(Sarmiento and Toggweiler, 1984; Siegenthaler and Wenk, 1984; Knox and
McElroy, 1984). Other hypotheses call for an increased external supply
of nutrients to the ocean (McElroy, 1983; Martin et al., 1990; Broecker
and Henderson, 1998). The supply of iron-rich dust to the Southern Ocean
is increased during glacial periods, due to expanded deserts in the Patagonian
source region (Andersen et al., 1998; Mahowald et al., 1999; Petit et
al., 1999); dust-borne iron concentration in Antarctic ice is also increased
(Edwards et al., 1998). Fertilisation of marine productivity by iron from
this source could have influenced atmospheric CO2. Most of
these mechanisms, however, can only account for about 30 ppm, or less,
of the change (Lefèvre and Watson, 1999; Archer and Johnson, 2000).
Palaeo-nutrient proxies have also been used to argue against large changes
in total high latitude productivity (Boyle, 1988; Rickaby and Elderfield,
1999; Elderfield and Rickaby, 2000), even if the region of high productivity
in the Southern Ocean may have been shifted to the north (Kumar et al.,
1995; François et al., 1997). Increased productivity over larger
regions might have been caused by decreased denitrification (Altabet et
al., 1995; Ganeshram et al., 1995) or iron stimulated N2 fixation
(Broecker and Henderson, 1998) leading to an increase in the total ocean
content of reactive nitrogen.
Another family of hypotheses invokes ocean alkalinity changes by a variety
of mechanisms (Opdyke and Walker, 1992; Archer and Maier-Reimer, 1994;
Kleypas, 1997), including increased silica supply through dust, promoting
export production by siliceous rather than calcareous phytoplankton (Harrison,
2000). Although there is geochemical evidence for higher ocean pH during
glacial times (Sanyal et al., 1995), a large increase in alkalinity would
result in a much deeper lysocline, implying an increase in CaCO3
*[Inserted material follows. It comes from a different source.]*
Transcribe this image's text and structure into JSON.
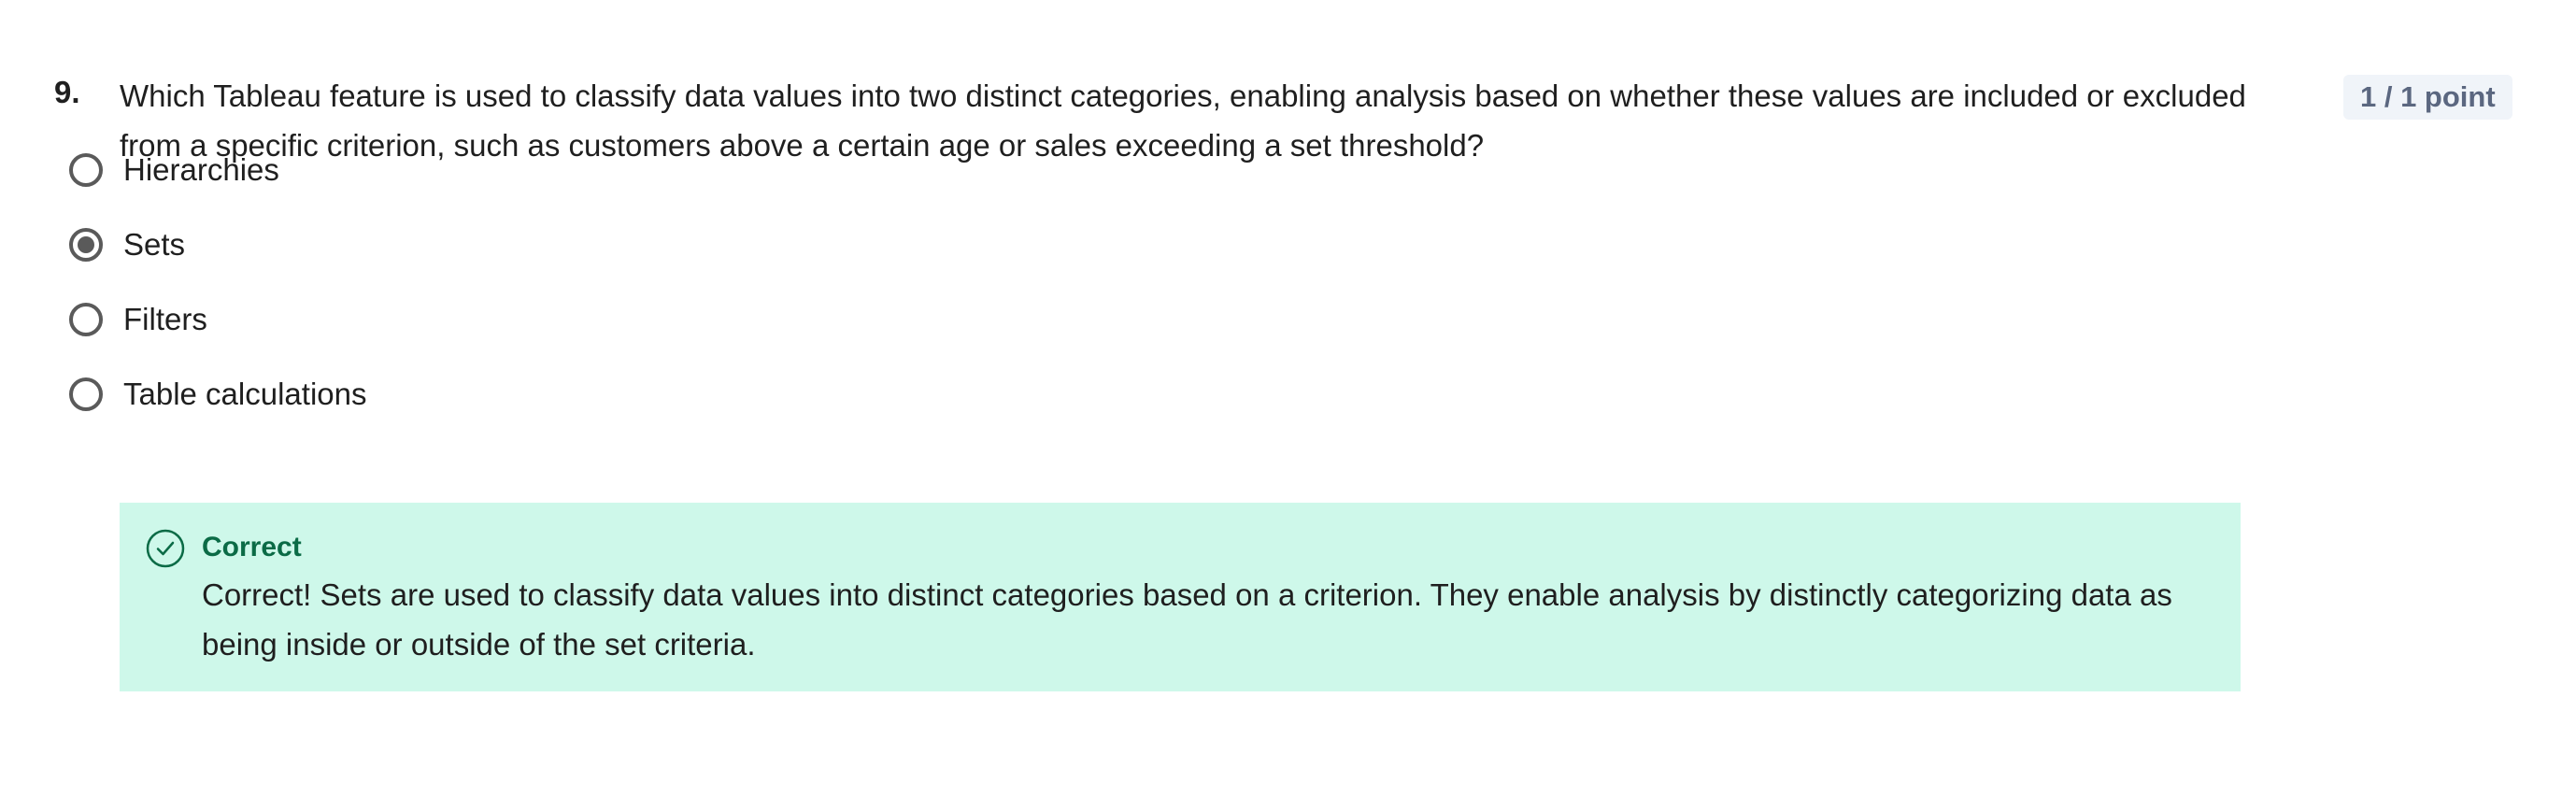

preservation that is not observed in deep-sea sediments (Catubig et al.,
1998; Sigman et al., 1998; Archer et al., 2000).
Given the complex timing of changes between climate changes and atmospheric
CO2 on glacial-interglacial time-scales, it is plausible that
more than one mechanism has been in operation; and indeed most or all
of the hypotheses encounter difficulties if called upon individually to
explain the full magnitude of the change.